Survey finds 40 percent of colleges not investigating sexual assaults

Over 40 percent of colleges and universities represented in a national survey released by Sen. Claire McCaskill Wednesday have not conducted a single investigation into incidents of sexual assault in the last five years.

That does not mean those campuses were free of sexual violence, according to McCaskill (D-Missouri). “It means they’re either in denial or incompetent,” she said.

Wednesday’s report was drawn from the responses of 236 college presidents at private nonprofit, public and for-profit schools across the country. Separate surveys were conducted of the country’s 50 largest public universities and 40 largest private, nonprofit campuses. McCaskill devised the survey following an April report from the White House on campus sexual assault.

In the larger national survey, 11 percent of schools did not employ a Title IX coordinator. A coordinator is one of the basic requirements for complying with Title IX, the federal regulations that dictate how campuses handle reports of sexual assault.

While the law requires campuses to investigate each reported incident of sexual assault, 20 percent of schools surveyed conducted fewer investigations than the number of incidents reported on their campuses. School investigations can lead to hearings, which determine whether and how to discipline an accused perpetrator. But, on 30 percent of campuses, the staff who hold those hearings are not adequately trained.

On 20 percent of campuses, athletics departments take over that hearing process when the accused is an athlete. On 31 percent of campuses, students get no training on how to prevent or report sexual assault and on 30 percent, school law enforcement staff are not trained in how to respond when an assault is reported.

McCaskill said that these shortcomings and others identified in the report can be the result of complex and overlapping regulations governing the response to campus sexual assault, administrators not prioritizing the issue and insufficient funding to comply with federal law or follow best practices.

“But it doesn’t take a lot to sit down with the local prosecutor, the chief of police on campus and devise a protocol [for working together], or to make sure everyone can report online,” she said, referring to steps she wants to see colleges and universities take.

Universities and colleges want to take those steps, said Ada Meloy, general counsel for the American Council on Education. During an interview with the NewsHour, she said those changes just aren’t as simple as McCaskill makes them out to be.

“[A university] and local law enforcement are two very different kinds of organizations. And they have to sit down and work to come to an understanding of how they can work together given their different missions. That takes time,” Meloy said.

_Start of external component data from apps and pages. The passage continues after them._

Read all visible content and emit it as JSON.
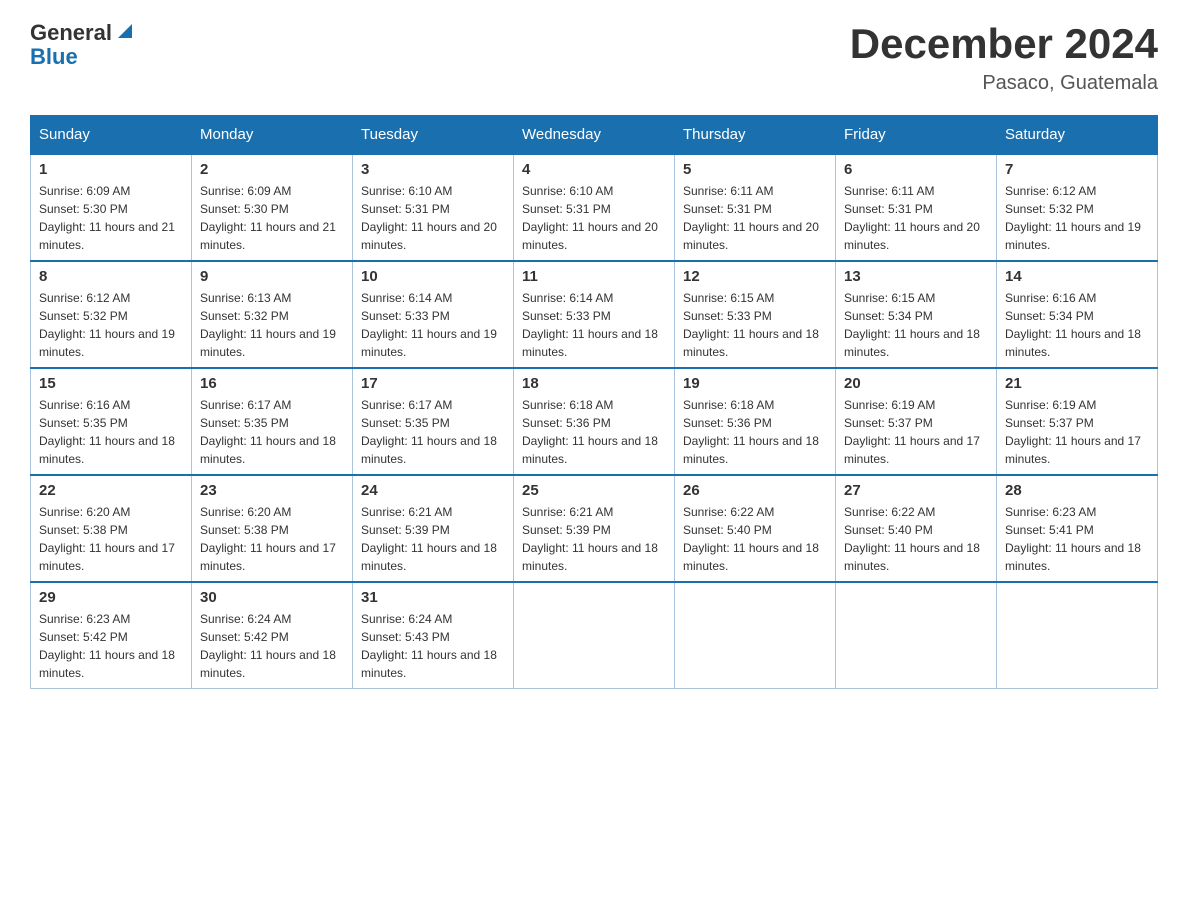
{
  "header": {
    "logo_general": "General",
    "logo_blue": "Blue",
    "month_title": "December 2024",
    "location": "Pasaco, Guatemala"
  },
  "days_of_week": [
    "Sunday",
    "Monday",
    "Tuesday",
    "Wednesday",
    "Thursday",
    "Friday",
    "Saturday"
  ],
  "weeks": [
    [
      {
        "num": "1",
        "sunrise": "6:09 AM",
        "sunset": "5:30 PM",
        "daylight": "11 hours and 21 minutes."
      },
      {
        "num": "2",
        "sunrise": "6:09 AM",
        "sunset": "5:30 PM",
        "daylight": "11 hours and 21 minutes."
      },
      {
        "num": "3",
        "sunrise": "6:10 AM",
        "sunset": "5:31 PM",
        "daylight": "11 hours and 20 minutes."
      },
      {
        "num": "4",
        "sunrise": "6:10 AM",
        "sunset": "5:31 PM",
        "daylight": "11 hours and 20 minutes."
      },
      {
        "num": "5",
        "sunrise": "6:11 AM",
        "sunset": "5:31 PM",
        "daylight": "11 hours and 20 minutes."
      },
      {
        "num": "6",
        "sunrise": "6:11 AM",
        "sunset": "5:31 PM",
        "daylight": "11 hours and 20 minutes."
      },
      {
        "num": "7",
        "sunrise": "6:12 AM",
        "sunset": "5:32 PM",
        "daylight": "11 hours and 19 minutes."
      }
    ],
    [
      {
        "num": "8",
        "sunrise": "6:12 AM",
        "sunset": "5:32 PM",
        "daylight": "11 hours and 19 minutes."
      },
      {
        "num": "9",
        "sunrise": "6:13 AM",
        "sunset": "5:32 PM",
        "daylight": "11 hours and 19 minutes."
      },
      {
        "num": "10",
        "sunrise": "6:14 AM",
        "sunset": "5:33 PM",
        "daylight": "11 hours and 19 minutes."
      },
      {
        "num": "11",
        "sunrise": "6:14 AM",
        "sunset": "5:33 PM",
        "daylight": "11 hours and 18 minutes."
      },
      {
        "num": "12",
        "sunrise": "6:15 AM",
        "sunset": "5:33 PM",
        "daylight": "11 hours and 18 minutes."
      },
      {
        "num": "13",
        "sunrise": "6:15 AM",
        "sunset": "5:34 PM",
        "daylight": "11 hours and 18 minutes."
      },
      {
        "num": "14",
        "sunrise": "6:16 AM",
        "sunset": "5:34 PM",
        "daylight": "11 hours and 18 minutes."
      }
    ],
    [
      {
        "num": "15",
        "sunrise": "6:16 AM",
        "sunset": "5:35 PM",
        "daylight": "11 hours and 18 minutes."
      },
      {
        "num": "16",
        "sunrise": "6:17 AM",
        "sunset": "5:35 PM",
        "daylight": "11 hours and 18 minutes."
      },
      {
        "num": "17",
        "sunrise": "6:17 AM",
        "sunset": "5:35 PM",
        "daylight": "11 hours and 18 minutes."
      },
      {
        "num": "18",
        "sunrise": "6:18 AM",
        "sunset": "5:36 PM",
        "daylight": "11 hours and 18 minutes."
      },
      {
        "num": "19",
        "sunrise": "6:18 AM",
        "sunset": "5:36 PM",
        "daylight": "11 hours and 18 minutes."
      },
      {
        "num": "20",
        "sunrise": "6:19 AM",
        "sunset": "5:37 PM",
        "daylight": "11 hours and 17 minutes."
      },
      {
        "num": "21",
        "sunrise": "6:19 AM",
        "sunset": "5:37 PM",
        "daylight": "11 hours and 17 minutes."
      }
    ],
    [
      {
        "num": "22",
        "sunrise": "6:20 AM",
        "sunset": "5:38 PM",
        "daylight": "11 hours and 17 minutes."
      },
      {
        "num": "23",
        "sunrise": "6:20 AM",
        "sunset": "5:38 PM",
        "daylight": "11 hours and 17 minutes."
      },
      {
        "num": "24",
        "sunrise": "6:21 AM",
        "sunset": "5:39 PM",
        "daylight": "11 hours and 18 minutes."
      },
      {
        "num": "25",
        "sunrise": "6:21 AM",
        "sunset": "5:39 PM",
        "daylight": "11 hours and 18 minutes."
      },
      {
        "num": "26",
        "sunrise": "6:22 AM",
        "sunset": "5:40 PM",
        "daylight": "11 hours and 18 minutes."
      },
      {
        "num": "27",
        "sunrise": "6:22 AM",
        "sunset": "5:40 PM",
        "daylight": "11 hours and 18 minutes."
      },
      {
        "num": "28",
        "sunrise": "6:23 AM",
        "sunset": "5:41 PM",
        "daylight": "11 hours and 18 minutes."
      }
    ],
    [
      {
        "num": "29",
        "sunrise": "6:23 AM",
        "sunset": "5:42 PM",
        "daylight": "11 hours and 18 minutes."
      },
      {
        "num": "30",
        "sunrise": "6:24 AM",
        "sunset": "5:42 PM",
        "daylight": "11 hours and 18 minutes."
      },
      {
        "num": "31",
        "sunrise": "6:24 AM",
        "sunset": "5:43 PM",
        "daylight": "11 hours and 18 minutes."
      },
      null,
      null,
      null,
      null
    ]
  ]
}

The survey doesn’t recognize the improvements universities and colleges are making on these issues, Meloy said. Nor does it recognize that schools are not equipped to act as courts when it comes to disciplining accused perpetrators while recognizing their rights.

“There are more lawsuits filed by the accused against institutions than there are by alleged victims,” she said.

The American Council on Education is also advocating for improvements, including research into effective training for staff and students and clarification of how to follow existing federal regulations.

The survey results and round table discussions held by McCaskill earlier this year will serve as the basis for legislation the senator plans to introduce in late August or early September.